──────── Provided records
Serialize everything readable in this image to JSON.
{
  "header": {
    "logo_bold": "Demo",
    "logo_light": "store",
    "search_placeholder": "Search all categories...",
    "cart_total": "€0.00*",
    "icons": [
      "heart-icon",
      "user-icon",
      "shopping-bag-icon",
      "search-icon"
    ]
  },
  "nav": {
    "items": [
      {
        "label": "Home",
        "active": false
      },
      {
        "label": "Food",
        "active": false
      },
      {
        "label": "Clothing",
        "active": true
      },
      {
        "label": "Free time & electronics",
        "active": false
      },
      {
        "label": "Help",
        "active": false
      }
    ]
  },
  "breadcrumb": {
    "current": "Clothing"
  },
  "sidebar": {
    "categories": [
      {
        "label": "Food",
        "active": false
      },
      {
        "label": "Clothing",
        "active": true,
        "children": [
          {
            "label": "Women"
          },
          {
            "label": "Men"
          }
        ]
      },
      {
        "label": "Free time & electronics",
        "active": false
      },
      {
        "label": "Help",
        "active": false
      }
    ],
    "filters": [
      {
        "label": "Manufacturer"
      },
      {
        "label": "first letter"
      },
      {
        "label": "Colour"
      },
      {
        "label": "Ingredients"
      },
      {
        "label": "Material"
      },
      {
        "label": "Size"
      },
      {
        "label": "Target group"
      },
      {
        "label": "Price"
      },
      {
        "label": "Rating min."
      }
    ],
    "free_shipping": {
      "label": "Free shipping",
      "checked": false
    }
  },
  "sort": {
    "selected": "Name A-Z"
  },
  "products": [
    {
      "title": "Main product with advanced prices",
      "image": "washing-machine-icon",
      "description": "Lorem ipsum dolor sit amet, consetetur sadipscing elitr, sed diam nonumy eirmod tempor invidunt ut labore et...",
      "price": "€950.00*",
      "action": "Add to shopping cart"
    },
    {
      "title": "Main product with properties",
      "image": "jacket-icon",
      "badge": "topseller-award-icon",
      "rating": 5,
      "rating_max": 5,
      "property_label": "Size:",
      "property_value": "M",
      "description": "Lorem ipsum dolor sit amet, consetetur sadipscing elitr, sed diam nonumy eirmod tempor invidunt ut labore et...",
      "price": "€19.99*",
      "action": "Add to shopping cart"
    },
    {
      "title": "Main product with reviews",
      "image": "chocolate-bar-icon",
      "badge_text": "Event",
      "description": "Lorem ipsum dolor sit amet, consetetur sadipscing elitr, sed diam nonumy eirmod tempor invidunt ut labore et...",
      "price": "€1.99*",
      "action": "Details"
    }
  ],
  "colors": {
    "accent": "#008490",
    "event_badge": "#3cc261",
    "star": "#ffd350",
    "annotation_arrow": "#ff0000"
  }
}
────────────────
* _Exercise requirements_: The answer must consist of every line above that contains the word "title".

* _Task response_:
      "title": "Main product with advanced prices",
      "title": "Main product with properties",
      "title": "Main product with reviews",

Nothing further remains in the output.